In 1843, six years before prospectors swarmed over the California gold fields, America’s first great mining boom began here. Copper Harbor became the focal point and supply depot for hundreds of copper seekers. The shores of Keweenaw point were whitened with the tents of explorers, miners and businessmen – all looking for red metal.
Fearful of problems that might arise by miners in an area so recently purchased from the Ojibwa, in 1844 the federal government sent in the United States Army to build Fort Wilkins. Under the direction of Captain Robert Clary, Infantry Companies A and B were to serve as a buffer between copper hunters and the Ojibwa, to ensure civil order, and to enforce the federal authority in land claims.
Fort Wilkins was a typical military post of the mid-nineteenth century.
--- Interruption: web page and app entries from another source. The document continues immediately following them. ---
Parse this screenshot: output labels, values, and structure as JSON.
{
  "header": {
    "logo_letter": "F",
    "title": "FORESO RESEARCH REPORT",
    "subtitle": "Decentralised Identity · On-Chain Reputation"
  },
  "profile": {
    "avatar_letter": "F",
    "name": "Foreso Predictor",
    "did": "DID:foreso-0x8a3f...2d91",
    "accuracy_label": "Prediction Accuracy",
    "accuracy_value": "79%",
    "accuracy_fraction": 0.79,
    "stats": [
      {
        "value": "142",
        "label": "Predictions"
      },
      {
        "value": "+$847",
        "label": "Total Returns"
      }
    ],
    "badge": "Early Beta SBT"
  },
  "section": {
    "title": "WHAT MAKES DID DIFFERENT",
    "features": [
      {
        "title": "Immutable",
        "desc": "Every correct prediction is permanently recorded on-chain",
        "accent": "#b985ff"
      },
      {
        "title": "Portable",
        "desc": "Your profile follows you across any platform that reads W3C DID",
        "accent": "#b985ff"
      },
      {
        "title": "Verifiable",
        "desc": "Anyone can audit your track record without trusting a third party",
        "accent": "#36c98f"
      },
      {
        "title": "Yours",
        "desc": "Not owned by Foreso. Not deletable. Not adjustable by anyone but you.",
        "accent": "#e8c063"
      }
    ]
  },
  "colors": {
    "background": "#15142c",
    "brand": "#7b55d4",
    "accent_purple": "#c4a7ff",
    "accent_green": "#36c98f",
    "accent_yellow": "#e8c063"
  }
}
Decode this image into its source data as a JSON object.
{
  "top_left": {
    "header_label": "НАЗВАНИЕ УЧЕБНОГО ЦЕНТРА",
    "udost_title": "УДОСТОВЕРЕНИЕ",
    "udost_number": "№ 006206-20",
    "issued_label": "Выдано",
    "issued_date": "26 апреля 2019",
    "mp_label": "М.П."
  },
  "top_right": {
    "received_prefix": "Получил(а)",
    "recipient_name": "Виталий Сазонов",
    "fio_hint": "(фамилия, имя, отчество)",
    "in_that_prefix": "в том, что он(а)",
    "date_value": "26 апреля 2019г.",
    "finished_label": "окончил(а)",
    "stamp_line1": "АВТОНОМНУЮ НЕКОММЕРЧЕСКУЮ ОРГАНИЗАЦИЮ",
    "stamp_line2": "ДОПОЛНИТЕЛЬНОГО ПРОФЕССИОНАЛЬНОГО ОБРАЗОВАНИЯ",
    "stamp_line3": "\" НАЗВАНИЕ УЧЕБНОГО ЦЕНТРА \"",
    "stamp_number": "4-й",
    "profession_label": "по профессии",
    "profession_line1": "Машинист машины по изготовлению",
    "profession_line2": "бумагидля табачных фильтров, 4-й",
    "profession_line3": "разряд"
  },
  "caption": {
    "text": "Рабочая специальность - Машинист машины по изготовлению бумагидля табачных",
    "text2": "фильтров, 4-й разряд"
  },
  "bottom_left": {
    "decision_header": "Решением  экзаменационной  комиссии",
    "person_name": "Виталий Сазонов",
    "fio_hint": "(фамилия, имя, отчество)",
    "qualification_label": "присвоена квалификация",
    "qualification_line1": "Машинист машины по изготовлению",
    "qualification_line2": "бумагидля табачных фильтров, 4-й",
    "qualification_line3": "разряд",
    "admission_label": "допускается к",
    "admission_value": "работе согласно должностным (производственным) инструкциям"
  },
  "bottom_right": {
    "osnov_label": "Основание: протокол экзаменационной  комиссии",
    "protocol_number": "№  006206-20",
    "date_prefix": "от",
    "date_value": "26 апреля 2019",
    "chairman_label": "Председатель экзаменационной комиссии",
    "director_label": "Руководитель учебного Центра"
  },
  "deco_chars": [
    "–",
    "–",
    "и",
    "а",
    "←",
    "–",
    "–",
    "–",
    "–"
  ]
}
This small garrison community contained separate living quarters for officers, enlisted men, and married enlisted personnel; as well as workshops, storehouses, and other support buildings. As in all frontier military outposts, monotony and isolation weighed heavily on the garrison.
In 1845, as the threat of war with Mexico increased, military units were shifted to the southern border. Thus, the garrison at Fort Wilkins was reduced by half. The remainder departed in the following year leaving behind a single military caretaker.
Fort Wilkins remained abandoned until after the Civil War, when a surplus of federal troops and a deficiency of adequate quarters at other posts dictated that the fort be reoccupied. In September 1867, Company E, 43rd Infantry, numbering approximately 66 men, regarrisoned Fort Wilkins.
Garrison life during this second military occupation consisted chiefly of fatigue duty and drill. The physical remoteness of the post contributed to problems of morale, and desertion rates were particularly high during this occupation.
In May 1869, the garrison was relieved by Co. K, 1st Infantry, numbering 57 enlisted men under the command of Captain Fergus Walker. Within a year consolidation of the war-time army reduced the garrison to just 28 men. On August 30, 1870, Co. K was transferred to Fort Wayne at Detroit, and Fort Wilkins was officially discontinued as a military post.
When the army left Copper Harbor, the abandoned fort became a popular spot for local picnickers and campers. After 1900, automobile excursions to Fort Wilkins steadily increased. In 1921 the property was designated a historic landmark and in 1923 it became a Michigan state park. Restoration efforts took place during the 1930s and 1940s.
Today, Fort Wilkins is an excellent example of a mid-19th century military post. Nineteen buildings survive, twelve of them original log and frame structures dating to the 1840s. Museum exhibits, audio-visual programs and costumed interpretation allow visitors to explore the daily routine of military service and discover the lifeways of another era.
The thunder and echo of cannons can be heard during the annual Civil War artillery encampment. The special event, hosted by Battery D, 1st Michigan Light Artillery, takes place on the parade ground.
Every summer, a living history program allows families to experience what life was like at the fort for soldiers and their families.
Life in a northern frontier fort in 1844 is the focus at Fort Wilkins. The site includes enlisted men's barracks, showing the spartan life of a solider.
The Sutler's Store is a period exhibit of a civilian shopkeeper who sold necessities to the soldiers.
Married enlisted men lived in cabins outside the fort, and exhibits give visitors a chance to compare accommodations.
Currently closed for public tours, the Copper Harbor lighthouse is across the harbor from Fort Wilkins.